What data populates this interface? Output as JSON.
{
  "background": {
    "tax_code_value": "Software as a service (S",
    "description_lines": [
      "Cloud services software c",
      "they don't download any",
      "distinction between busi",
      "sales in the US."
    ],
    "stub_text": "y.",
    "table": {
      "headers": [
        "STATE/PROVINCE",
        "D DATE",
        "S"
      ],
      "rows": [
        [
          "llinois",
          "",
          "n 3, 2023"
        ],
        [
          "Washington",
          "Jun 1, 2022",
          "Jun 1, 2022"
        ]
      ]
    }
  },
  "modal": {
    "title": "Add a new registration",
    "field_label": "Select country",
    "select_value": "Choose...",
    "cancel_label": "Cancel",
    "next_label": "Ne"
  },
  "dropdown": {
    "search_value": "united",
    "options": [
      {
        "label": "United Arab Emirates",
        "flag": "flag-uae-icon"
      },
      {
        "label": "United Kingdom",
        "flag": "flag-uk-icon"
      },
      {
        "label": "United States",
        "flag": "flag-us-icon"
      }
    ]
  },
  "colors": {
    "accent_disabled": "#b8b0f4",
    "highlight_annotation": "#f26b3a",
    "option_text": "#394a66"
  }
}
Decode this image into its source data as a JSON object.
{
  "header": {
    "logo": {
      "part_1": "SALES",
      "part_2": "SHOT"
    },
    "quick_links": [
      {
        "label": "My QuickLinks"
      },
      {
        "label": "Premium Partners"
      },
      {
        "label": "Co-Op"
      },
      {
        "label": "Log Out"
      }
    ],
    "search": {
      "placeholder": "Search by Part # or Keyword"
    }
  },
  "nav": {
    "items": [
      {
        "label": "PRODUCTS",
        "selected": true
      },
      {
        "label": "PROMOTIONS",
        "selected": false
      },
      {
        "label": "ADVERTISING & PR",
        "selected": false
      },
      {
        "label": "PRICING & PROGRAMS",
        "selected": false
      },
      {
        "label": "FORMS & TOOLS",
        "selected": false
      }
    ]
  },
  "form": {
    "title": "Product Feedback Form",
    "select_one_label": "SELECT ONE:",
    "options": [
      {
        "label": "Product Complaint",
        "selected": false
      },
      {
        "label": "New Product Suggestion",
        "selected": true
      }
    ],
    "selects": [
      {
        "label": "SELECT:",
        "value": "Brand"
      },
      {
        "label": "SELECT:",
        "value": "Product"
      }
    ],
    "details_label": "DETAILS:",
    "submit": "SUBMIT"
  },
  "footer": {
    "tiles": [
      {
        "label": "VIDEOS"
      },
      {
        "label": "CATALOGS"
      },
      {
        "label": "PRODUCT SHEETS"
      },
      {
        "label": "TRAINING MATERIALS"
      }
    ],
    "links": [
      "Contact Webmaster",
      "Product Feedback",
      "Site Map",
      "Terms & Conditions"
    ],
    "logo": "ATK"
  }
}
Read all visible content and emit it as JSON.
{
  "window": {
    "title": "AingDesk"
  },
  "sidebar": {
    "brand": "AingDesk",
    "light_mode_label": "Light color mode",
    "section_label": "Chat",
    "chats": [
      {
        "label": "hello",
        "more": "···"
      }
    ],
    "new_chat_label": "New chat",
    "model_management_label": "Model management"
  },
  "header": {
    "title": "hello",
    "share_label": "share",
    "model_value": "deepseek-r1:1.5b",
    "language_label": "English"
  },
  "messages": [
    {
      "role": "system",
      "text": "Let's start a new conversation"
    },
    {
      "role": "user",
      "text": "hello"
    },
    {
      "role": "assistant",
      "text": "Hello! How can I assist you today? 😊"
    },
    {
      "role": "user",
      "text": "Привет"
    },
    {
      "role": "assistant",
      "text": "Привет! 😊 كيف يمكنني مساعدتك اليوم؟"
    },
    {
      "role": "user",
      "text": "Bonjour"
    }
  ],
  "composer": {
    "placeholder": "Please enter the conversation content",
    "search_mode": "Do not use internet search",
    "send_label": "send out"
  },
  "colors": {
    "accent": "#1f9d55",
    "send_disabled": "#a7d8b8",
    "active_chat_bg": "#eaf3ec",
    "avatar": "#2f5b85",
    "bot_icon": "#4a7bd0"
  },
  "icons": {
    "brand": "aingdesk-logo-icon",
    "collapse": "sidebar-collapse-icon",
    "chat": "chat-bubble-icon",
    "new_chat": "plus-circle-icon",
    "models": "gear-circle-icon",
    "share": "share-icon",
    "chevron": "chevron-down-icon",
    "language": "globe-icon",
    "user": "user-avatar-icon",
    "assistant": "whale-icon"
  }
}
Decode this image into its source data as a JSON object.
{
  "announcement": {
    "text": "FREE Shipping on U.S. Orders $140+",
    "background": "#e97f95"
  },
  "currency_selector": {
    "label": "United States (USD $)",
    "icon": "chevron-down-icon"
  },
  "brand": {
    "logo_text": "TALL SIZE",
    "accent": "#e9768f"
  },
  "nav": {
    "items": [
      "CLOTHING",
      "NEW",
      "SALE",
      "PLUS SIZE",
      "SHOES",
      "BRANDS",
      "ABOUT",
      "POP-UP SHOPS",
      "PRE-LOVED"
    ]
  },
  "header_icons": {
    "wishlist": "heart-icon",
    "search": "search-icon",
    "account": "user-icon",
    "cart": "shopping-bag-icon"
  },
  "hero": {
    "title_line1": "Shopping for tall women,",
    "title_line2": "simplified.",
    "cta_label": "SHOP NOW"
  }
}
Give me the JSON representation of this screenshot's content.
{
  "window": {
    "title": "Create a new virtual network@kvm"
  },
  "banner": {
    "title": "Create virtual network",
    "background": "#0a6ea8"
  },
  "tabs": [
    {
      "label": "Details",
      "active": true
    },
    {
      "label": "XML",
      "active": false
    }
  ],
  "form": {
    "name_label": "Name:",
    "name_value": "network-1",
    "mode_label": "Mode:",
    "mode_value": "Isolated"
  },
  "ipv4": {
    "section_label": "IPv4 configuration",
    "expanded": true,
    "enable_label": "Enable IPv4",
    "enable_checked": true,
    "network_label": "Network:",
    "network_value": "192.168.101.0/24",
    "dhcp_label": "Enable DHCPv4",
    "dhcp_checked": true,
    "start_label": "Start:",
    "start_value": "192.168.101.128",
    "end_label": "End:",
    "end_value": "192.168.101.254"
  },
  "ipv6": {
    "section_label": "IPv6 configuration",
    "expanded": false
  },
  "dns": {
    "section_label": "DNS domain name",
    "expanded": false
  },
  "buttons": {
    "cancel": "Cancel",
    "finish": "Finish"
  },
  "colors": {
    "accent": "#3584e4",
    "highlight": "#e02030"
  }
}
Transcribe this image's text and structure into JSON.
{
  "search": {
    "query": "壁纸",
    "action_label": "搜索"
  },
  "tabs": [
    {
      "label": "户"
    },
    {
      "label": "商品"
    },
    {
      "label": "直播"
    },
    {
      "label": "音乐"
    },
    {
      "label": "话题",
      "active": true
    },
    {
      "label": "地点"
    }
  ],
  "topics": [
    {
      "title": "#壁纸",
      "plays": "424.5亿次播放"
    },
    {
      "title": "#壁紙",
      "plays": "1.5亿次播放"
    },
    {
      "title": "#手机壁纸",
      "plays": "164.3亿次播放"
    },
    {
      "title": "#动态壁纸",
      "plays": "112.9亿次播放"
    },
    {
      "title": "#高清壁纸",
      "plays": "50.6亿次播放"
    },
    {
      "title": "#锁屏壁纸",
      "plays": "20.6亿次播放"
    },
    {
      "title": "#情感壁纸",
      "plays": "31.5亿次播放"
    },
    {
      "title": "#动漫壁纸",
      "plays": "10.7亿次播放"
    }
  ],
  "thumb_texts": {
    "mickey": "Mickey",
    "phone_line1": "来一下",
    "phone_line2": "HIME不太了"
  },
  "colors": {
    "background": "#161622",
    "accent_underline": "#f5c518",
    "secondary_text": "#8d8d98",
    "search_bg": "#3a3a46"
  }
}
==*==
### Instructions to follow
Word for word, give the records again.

### Exercise response
What data populates this interface? Output as JSON.
{
  "background": {
    "tax_code_value": "Software as a service (S",
    "description_lines": [
      "Cloud services software c",
      "they don't download any",
      "distinction between busi",
      "sales in the US."
    ],
    "stub_text": "y.",
    "table": {
      "headers": [
        "STATE/PROVINCE",
        "D DATE",
        "S"
      ],
      "rows": [
        [
          "llinois",
          "",
          "n 3, 2023"
        ],
        [
          "Washington",
          "Jun 1, 2022",
          "Jun 1, 2022"
        ]
      ]
    }
  },
  "modal": {
    "title": "Add a new registration",
    "field_label": "Select country",
    "select_value": "Choose...",
    "cancel_label": "Cancel",
    "next_label": "Ne"
  },
  "dropdown": {
    "search_value": "united",
    "options": [
      {
        "label": "United Arab Emirates",
        "flag": "flag-uae-icon"
      },
      {
        "label": "United Kingdom",
        "flag": "flag-uk-icon"
      },
      {
        "label": "United States",
        "flag": "flag-us-icon"
      }
    ]
  },
  "colors": {
    "accent_disabled": "#b8b0f4",
    "highlight_annotation": "#f26b3a",
    "option_text": "#394a66"
  }
}
Decode this image into its source data as a JSON object.
{
  "header": {
    "logo": {
      "part_1": "SALES",
      "part_2": "SHOT"
    },
    "quick_links": [
      {
        "label": "My QuickLinks"
      },
      {
        "label": "Premium Partners"
      },
      {
        "label": "Co-Op"
      },
      {
        "label": "Log Out"
      }
    ],
    "search": {
      "placeholder": "Search by Part # or Keyword"
    }
  },
  "nav": {
    "items": [
      {
        "label": "PRODUCTS",
        "selected": true
      },
      {
        "label": "PROMOTIONS",
        "selected": false
      },
      {
        "label": "ADVERTISING & PR",
        "selected": false
      },
      {
        "label": "PRICING & PROGRAMS",
        "selected": false
      },
      {
        "label": "FORMS & TOOLS",
        "selected": false
      }
    ]
  },
  "form": {
    "title": "Product Feedback Form",
    "select_one_label": "SELECT ONE:",
    "options": [
      {
        "label": "Product Complaint",
        "selected": false
      },
      {
        "label": "New Product Suggestion",
        "selected": true
      }
    ],
    "selects": [
      {
        "label": "SELECT:",
        "value": "Brand"
      },
      {
        "label": "SELECT:",
        "value": "Product"
      }
    ],
    "details_label": "DETAILS:",
    "submit": "SUBMIT"
  },
  "footer": {
    "tiles": [
      {
        "label": "VIDEOS"
      },
      {
        "label": "CATALOGS"
      },
      {
        "label": "PRODUCT SHEETS"
      },
      {
        "label": "TRAINING MATERIALS"
      }
    ],
    "links": [
      "Contact Webmaster",
      "Product Feedback",
      "Site Map",
      "Terms & Conditions"
    ],
    "logo": "ATK"
  }
}
Read all visible content and emit it as JSON.
{
  "window": {
    "title": "AingDesk"
  },
  "sidebar": {
    "brand": "AingDesk",
    "light_mode_label": "Light color mode",
    "section_label": "Chat",
    "chats": [
      {
        "label": "hello",
        "more": "···"
      }
    ],
    "new_chat_label": "New chat",
    "model_management_label": "Model management"
  },
  "header": {
    "title": "hello",
    "share_label": "share",
    "model_value": "deepseek-r1:1.5b",
    "language_label": "English"
  },
  "messages": [
    {
      "role": "system",
      "text": "Let's start a new conversation"
    },
    {
      "role": "user",
      "text": "hello"
    },
    {
      "role": "assistant",
      "text": "Hello! How can I assist you today? 😊"
    },
    {
      "role": "user",
      "text": "Привет"
    },
    {
      "role": "assistant",
      "text": "Привет! 😊 كيف يمكنني مساعدتك اليوم؟"
    },
    {
      "role": "user",
      "text": "Bonjour"
    }
  ],
  "composer": {
    "placeholder": "Please enter the conversation content",
    "search_mode": "Do not use internet search",
    "send_label": "send out"
  },
  "colors": {
    "accent": "#1f9d55",
    "send_disabled": "#a7d8b8",
    "active_chat_bg": "#eaf3ec",
    "avatar": "#2f5b85",
    "bot_icon": "#4a7bd0"
  },
  "icons": {
    "brand": "aingdesk-logo-icon",
    "collapse": "sidebar-collapse-icon",
    "chat": "chat-bubble-icon",
    "new_chat": "plus-circle-icon",
    "models": "gear-circle-icon",
    "share": "share-icon",
    "chevron": "chevron-down-icon",
    "language": "globe-icon",
    "user": "user-avatar-icon",
    "assistant": "whale-icon"
  }
}
Decode this image into its source data as a JSON object.
{
  "announcement": {
    "text": "FREE Shipping on U.S. Orders $140+",
    "background": "#e97f95"
  },
  "currency_selector": {
    "label": "United States (USD $)",
    "icon": "chevron-down-icon"
  },
  "brand": {
    "logo_text": "TALL SIZE",
    "accent": "#e9768f"
  },
  "nav": {
    "items": [
      "CLOTHING",
      "NEW",
      "SALE",
      "PLUS SIZE",
      "SHOES",
      "BRANDS",
      "ABOUT",
      "POP-UP SHOPS",
      "PRE-LOVED"
    ]
  },
  "header_icons": {
    "wishlist": "heart-icon",
    "search": "search-icon",
    "account": "user-icon",
    "cart": "shopping-bag-icon"
  },
  "hero": {
    "title_line1": "Shopping for tall women,",
    "title_line2": "simplified.",
    "cta_label": "SHOP NOW"
  }
}
Give me the JSON representation of this screenshot's content.
{
  "window": {
    "title": "Create a new virtual network@kvm"
  },
  "banner": {
    "title": "Create virtual network",
    "background": "#0a6ea8"
  },
  "tabs": [
    {
      "label": "Details",
      "active": true
    },
    {
      "label": "XML",
      "active": false
    }
  ],
  "form": {
    "name_label": "Name:",
    "name_value": "network-1",
    "mode_label": "Mode:",
    "mode_value": "Isolated"
  },
  "ipv4": {
    "section_label": "IPv4 configuration",
    "expanded": true,
    "enable_label": "Enable IPv4",
    "enable_checked": true,
    "network_label": "Network:",
    "network_value": "192.168.101.0/24",
    "dhcp_label": "Enable DHCPv4",
    "dhcp_checked": true,
    "start_label": "Start:",
    "start_value": "192.168.101.128",
    "end_label": "End:",
    "end_value": "192.168.101.254"
  },
  "ipv6": {
    "section_label": "IPv6 configuration",
    "expanded": false
  },
  "dns": {
    "section_label": "DNS domain name",
    "expanded": false
  },
  "buttons": {
    "cancel": "Cancel",
    "finish": "Finish"
  },
  "colors": {
    "accent": "#3584e4",
    "highlight": "#e02030"
  }
}
Transcribe this image's text and structure into JSON.
{
  "search": {
    "query": "壁纸",
    "action_label": "搜索"
  },
  "tabs": [
    {
      "label": "户"
    },
    {
      "label": "商品"
    },
    {
      "label": "直播"
    },
    {
      "label": "音乐"
    },
    {
      "label": "话题",
      "active": true
    },
    {
      "label": "地点"
    }
  ],
  "topics": [
    {
      "title": "#壁纸",
      "plays": "424.5亿次播放"
    },
    {
      "title": "#壁紙",
      "plays": "1.5亿次播放"
    },
    {
      "title": "#手机壁纸",
      "plays": "164.3亿次播放"
    },
    {
      "title": "#动态壁纸",
      "plays": "112.9亿次播放"
    },
    {
      "title": "#高清壁纸",
      "plays": "50.6亿次播放"
    },
    {
      "title": "#锁屏壁纸",
      "plays": "20.6亿次播放"
    },
    {
      "title": "#情感壁纸",
      "plays": "31.5亿次播放"
    },
    {
      "title": "#动漫壁纸",
      "plays": "10.7亿次播放"
    }
  ],
  "thumb_texts": {
    "mickey": "Mickey",
    "phone_line1": "来一下",
    "phone_line2": "HIME不太了"
  },
  "colors": {
    "background": "#161622",
    "accent_underline": "#f5c518",
    "secondary_text": "#8d8d98",
    "search_bg": "#3a3a46"
  }
}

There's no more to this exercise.